It is written by an English writer and his use of words is so different and appealing. I was mesmerized with this book. The writing is beautiful and heartfelt and this tragic character is amazingly loveable. There is also aching love story mixed within that is unexpected.

There is some rough language and definite crudeness but the story is deep and thoughtful.
I gave it 3 stars as a recommendation with the forewarning of some rough stuff but on a personal note I loved it and give it 4.5 stars. It has that “Dr. Zhivago” type of heartache and suffering and beauty. Not for everyone.

Wednesday, October 5, 2011

The Help

Hardcover: 464 pages
Published: 2009
4.6 out of 5 stars on Amazon (2,551 customer reviews)
Our Book Club Rated it: 5 stars *****

I think there was a lot of anticipation for me to read this book because everyone was buzzing about it and the movie was coming out at the end of August. I couldn’t stop thinking about the women and the era in this book. After reading and talking to Dallys about the Audio version, I definitely want to listen to it to hear the different characters and accents. These were the things I loved most about the book.

1. The Mothers-I thought Hilly’s mother was hilarious and obviously not nearly as prejudiced as Hilly herself and I loved how Skeeter’s mother evolved and became someone ashamed of herself for being cruel in the past and came to Skeeter’s defense. I think she was secretly really envious of Skeeter’s independence and courage. 2. Character Development – I felt like I knew all of them.3. I loved how I felt like I was right there with them. I think that says a lot about the Author. Bringing the reader into the equation is so tricky sometimes and doesn’t always work. She did a brilliant job.A quote from Bethany at another book club, about Kathryn's writing, "...her writing is like life, because you never know the whole story at once. You get tid bits at a time."This book was almost hard to read at times. It made me feel guilty for not understanding more what the black people of that era went through. Especially the women. I am not sure that I am tough enough to have survived that. What a brilliant first novel for an author that was turned down 40 times before someone agreed to publish her book. I can't wait to read more from her. I am thinking that there are a lot of publishing companies out there who are kicking themselves for not taking this book.

Love yall,

P.S. I loved the movie also.

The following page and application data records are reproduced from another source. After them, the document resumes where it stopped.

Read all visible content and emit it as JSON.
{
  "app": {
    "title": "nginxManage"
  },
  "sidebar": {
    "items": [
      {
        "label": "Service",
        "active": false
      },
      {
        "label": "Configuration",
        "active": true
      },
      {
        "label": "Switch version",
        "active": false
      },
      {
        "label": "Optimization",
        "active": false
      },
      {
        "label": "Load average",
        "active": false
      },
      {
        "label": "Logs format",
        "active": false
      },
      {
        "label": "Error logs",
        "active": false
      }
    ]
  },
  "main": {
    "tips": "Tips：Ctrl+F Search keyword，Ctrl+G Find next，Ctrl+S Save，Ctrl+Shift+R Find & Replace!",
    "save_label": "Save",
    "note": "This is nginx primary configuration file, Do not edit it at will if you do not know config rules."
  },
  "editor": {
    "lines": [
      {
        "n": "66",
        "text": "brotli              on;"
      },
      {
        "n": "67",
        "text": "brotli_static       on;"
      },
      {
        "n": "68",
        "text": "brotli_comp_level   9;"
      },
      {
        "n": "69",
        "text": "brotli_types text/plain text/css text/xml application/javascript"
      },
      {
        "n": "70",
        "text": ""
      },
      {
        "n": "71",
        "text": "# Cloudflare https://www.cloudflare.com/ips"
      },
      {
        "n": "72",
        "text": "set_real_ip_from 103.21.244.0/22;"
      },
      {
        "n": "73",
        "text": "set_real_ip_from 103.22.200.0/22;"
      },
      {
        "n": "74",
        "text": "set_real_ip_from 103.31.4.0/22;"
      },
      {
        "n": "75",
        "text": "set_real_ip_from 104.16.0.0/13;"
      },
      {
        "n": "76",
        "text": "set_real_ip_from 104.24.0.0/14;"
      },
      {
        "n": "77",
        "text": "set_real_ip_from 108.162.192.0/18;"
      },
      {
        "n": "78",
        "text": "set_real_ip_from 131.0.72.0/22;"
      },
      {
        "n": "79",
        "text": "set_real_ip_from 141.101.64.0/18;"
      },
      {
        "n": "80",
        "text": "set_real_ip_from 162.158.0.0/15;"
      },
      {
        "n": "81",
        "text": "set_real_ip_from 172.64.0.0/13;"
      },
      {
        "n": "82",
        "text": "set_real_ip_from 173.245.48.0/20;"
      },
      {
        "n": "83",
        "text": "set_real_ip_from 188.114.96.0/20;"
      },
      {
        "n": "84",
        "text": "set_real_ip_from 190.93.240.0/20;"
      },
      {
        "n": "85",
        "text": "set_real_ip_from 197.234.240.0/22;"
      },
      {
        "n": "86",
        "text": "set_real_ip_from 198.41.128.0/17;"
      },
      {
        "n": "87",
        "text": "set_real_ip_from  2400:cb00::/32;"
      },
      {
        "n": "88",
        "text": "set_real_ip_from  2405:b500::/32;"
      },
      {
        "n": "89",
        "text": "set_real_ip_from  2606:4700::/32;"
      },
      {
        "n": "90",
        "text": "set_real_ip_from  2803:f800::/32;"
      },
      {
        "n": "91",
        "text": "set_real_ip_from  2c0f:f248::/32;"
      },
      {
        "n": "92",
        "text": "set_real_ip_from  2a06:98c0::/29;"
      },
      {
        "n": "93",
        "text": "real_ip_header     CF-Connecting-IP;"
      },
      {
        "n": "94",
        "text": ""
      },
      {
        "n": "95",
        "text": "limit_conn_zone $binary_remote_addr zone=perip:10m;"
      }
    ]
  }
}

When little Mae Mobley said at he end “I is good, I is kind, I is important” my heart broke just a little.

Such a powerful little book. I give it 5 stars.